Some people mix their vermiculite into their soil too, in order to get nice and airy soil for their vulnerable sowings. You can usually tell what kind of soil the plants need by reading the back of the seed packet.
My vermiculite sowings
Right now, I'm sowing plenty of summer flowers and perennials. I basically sow all of my seeds on top of the soil, cover with vermiculite and then I put them in a little trough filled with water to water them from underneath. After that, I put my sowing in a different trough on top of a heat mat and underneath a grow light too of course. Here are some of my vermiculite sowings this year:
- black-eyed Susan
- wild thyme
- great masterwort
- Russian sage
How much should I use?
A thin layer is all you need. I usually take a handful and just scatter it on top of my sowing. I sometimes cover the soil already before sowing, and then add a thin layer on top afterwards too.
Is it expensive?
Not at all! I got a 1 gallon (4 liter) bag for 6.5 dollars (65 Swedish crowns, or 6 Euro.) This amount of vermiculite will get you far too.
Can you use it outdoors?
Yes! I use mine to cover plenty of different sowings, for example in my plug trays too. Like I mentioned before though, I especially like using vermiculite for vulnerable sowings where I suspect that the soil might dry out. I don't use it for my beds or pallet collars outside though.
I just wanted to add that you don't of course have to get vermiculite to be successful in the garden. Some think it's a bit too advanced for them. I do however think that it's a great tool to protect your seeds, and it saves me some headache in the garden. I think it's especially valuable this year, when we don't have that much space for sowings at home and I need to move even very small plants to Oak Hill Cottage.

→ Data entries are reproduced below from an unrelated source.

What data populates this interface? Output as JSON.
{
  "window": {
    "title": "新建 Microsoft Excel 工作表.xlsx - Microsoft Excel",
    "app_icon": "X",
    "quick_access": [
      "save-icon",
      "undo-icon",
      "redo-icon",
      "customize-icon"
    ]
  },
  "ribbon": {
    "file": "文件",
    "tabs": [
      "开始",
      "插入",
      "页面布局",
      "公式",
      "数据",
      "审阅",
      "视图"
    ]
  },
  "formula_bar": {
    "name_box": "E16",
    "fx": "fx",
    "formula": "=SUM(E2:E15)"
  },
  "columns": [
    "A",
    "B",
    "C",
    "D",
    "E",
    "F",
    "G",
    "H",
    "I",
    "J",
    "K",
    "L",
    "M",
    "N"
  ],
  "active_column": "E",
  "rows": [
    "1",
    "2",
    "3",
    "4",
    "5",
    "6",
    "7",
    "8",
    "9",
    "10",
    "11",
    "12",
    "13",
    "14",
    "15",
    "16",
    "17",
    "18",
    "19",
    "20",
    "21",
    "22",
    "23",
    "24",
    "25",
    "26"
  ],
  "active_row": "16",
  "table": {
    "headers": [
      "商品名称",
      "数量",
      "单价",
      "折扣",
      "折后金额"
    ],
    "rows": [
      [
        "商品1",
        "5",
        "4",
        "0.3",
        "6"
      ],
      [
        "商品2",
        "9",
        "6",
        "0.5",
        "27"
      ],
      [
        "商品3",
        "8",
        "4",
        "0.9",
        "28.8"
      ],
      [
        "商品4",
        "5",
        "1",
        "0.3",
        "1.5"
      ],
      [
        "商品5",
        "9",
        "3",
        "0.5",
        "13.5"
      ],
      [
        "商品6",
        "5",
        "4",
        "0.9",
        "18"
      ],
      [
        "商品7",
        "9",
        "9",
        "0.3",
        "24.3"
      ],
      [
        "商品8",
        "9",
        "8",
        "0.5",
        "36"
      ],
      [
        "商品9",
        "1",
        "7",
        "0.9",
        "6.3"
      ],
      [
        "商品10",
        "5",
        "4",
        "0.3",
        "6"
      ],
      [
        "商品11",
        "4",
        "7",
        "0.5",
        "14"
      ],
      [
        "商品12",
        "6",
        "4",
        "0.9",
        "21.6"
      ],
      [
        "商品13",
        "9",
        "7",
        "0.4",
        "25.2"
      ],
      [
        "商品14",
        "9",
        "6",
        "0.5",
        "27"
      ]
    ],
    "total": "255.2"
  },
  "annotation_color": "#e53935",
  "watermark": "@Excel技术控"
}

* I'm only using potting soil for my indoor sowings this year. The main reason is strictly practical, since it's so convenient to keep my potting soil in a little box filled with gardening tools in my living room. It's so easy to just get some and then put it right back when I'm done. I use regular store-bought planting soil for my winter and spring sowings outdoors though.